Amarie ... professes little interest in the game of golf, yet she has some profound insights about it. On our walks past a nearby course, she usually listens to me rave on about the game then goes off to work in her studio, producing a graphic design that expresses golf in its most minimal form.

One of the things we’ve talked about is the placement of a shot so near to the hole that it creates a sense of anticipation. Perhaps the golfer has chipped to the green and the ball rolls to the cup and stops just short. The golfer nudges the ball in for a birdie, par or bogey -- each level creating a different level of anxiety, frustration, excitement and euphoria. “I can see a golfer pausing for a second or two reflecting on their playing prowess,” says Amarie. “He visualizes the ball disappearing and probably the acclaim from his fellow players. Indeed, the sheer perfection of the ball’s poise is revelling Zen." She quotes a passage by Gaston Bachelard from The Poetics of Space: “… images of full roundness help us to collect ourselves.” This describes, she says, a moment in metaphor when a white sphere, like a golf ball, is associated with a brilliant idea anointed with a pristine quality.

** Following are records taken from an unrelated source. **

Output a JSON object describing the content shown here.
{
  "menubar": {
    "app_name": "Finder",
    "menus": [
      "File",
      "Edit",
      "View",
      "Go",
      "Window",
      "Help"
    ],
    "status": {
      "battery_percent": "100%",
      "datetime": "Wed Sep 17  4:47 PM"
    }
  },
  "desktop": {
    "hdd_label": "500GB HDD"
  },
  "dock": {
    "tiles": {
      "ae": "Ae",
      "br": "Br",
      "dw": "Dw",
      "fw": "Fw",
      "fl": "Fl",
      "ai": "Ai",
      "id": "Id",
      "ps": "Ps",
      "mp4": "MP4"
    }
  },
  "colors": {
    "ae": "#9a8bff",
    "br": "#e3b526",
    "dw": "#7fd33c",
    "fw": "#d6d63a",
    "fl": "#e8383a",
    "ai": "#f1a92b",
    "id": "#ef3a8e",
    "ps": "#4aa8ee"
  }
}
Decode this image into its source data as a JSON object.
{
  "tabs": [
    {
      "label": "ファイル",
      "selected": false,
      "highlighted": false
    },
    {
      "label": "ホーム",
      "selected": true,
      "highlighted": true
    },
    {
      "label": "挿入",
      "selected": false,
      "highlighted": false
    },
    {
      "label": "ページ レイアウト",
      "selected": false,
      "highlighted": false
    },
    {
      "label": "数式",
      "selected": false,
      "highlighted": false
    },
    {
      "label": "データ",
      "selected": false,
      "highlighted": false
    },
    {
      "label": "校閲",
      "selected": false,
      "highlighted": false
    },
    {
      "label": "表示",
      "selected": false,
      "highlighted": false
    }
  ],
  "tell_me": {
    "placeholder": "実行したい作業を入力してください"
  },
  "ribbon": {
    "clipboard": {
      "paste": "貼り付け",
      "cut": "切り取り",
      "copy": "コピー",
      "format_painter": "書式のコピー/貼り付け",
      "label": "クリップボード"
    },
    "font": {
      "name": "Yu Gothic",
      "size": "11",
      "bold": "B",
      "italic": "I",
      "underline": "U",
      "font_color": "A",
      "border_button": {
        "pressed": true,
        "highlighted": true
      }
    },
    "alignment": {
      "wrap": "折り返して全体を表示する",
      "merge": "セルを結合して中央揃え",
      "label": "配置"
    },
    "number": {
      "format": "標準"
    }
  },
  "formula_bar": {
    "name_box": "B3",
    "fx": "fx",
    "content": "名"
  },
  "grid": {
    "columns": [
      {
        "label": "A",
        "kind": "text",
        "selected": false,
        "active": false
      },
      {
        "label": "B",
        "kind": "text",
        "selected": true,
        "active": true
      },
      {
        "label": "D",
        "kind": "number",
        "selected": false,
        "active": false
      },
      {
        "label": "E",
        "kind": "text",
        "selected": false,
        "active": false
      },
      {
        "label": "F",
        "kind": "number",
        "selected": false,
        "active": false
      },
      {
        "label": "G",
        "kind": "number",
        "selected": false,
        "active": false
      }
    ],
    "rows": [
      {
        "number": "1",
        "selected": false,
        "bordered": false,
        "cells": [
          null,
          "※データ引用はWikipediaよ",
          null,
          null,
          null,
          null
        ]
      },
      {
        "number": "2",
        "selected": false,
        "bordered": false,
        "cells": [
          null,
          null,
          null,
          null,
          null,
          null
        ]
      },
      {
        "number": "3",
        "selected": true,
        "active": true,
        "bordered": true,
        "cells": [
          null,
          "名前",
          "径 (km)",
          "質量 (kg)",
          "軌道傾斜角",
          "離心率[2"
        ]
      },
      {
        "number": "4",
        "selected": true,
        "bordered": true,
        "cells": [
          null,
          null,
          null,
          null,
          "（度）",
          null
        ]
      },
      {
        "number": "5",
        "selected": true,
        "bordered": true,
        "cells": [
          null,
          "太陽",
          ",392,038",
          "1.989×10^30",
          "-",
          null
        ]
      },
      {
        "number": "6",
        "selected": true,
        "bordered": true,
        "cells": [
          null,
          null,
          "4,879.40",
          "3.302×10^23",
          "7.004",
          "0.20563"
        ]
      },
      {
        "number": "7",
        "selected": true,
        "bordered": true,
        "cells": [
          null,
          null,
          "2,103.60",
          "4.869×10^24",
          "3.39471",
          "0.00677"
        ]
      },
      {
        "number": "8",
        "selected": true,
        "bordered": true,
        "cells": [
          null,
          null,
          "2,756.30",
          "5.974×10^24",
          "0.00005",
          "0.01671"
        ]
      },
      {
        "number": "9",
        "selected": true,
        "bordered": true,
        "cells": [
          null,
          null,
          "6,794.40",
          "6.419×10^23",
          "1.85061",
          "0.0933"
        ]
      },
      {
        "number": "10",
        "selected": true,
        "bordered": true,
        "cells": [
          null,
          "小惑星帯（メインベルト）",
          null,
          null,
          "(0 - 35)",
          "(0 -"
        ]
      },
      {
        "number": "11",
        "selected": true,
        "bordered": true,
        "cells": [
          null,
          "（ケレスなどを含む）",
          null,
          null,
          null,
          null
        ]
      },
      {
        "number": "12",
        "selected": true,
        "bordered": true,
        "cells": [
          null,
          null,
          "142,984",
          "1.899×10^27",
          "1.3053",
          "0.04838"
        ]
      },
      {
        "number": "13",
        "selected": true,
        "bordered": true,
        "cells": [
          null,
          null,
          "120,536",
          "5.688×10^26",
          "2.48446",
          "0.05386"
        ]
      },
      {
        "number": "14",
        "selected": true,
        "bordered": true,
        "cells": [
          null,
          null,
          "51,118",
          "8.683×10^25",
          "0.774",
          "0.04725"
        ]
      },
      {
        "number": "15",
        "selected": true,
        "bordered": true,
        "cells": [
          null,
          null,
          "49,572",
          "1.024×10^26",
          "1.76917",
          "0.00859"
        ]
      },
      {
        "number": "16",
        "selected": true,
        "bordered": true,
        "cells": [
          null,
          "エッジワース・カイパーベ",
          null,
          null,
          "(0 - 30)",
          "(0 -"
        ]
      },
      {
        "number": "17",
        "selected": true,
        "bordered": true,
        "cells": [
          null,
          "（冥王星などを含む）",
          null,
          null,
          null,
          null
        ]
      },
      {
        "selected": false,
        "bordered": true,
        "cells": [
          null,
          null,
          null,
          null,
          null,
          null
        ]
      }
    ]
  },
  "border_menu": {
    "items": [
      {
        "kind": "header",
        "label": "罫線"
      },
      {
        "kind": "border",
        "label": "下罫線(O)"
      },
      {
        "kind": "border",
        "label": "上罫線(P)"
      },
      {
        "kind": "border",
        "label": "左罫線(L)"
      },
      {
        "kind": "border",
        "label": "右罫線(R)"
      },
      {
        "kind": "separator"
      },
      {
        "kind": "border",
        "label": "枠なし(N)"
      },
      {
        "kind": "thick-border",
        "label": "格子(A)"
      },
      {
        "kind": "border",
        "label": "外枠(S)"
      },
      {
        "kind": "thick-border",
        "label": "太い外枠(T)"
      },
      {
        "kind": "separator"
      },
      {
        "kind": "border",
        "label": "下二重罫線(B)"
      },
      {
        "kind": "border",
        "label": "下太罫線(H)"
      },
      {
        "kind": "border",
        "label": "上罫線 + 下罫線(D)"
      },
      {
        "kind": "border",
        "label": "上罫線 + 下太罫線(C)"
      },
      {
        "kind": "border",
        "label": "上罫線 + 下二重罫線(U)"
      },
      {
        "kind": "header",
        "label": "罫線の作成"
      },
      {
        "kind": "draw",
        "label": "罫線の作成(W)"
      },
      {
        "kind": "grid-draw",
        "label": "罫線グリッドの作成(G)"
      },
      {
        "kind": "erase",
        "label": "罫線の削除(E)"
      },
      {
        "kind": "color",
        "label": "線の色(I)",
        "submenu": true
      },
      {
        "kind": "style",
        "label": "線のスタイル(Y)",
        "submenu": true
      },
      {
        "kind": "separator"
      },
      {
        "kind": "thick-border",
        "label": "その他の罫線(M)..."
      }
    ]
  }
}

Somehow the seeming inevitability about the ball’s placement and the hole is worthy of a moment of reflection. Why? “Because alongside the idea is the black, seemingly flat, pure void of unfilled potential. And, Amarie adds via Bachelard, “By changing space, by leaving the space of one’s usual sensibilities, one enters into communication with a space that is psychically innovating.” MS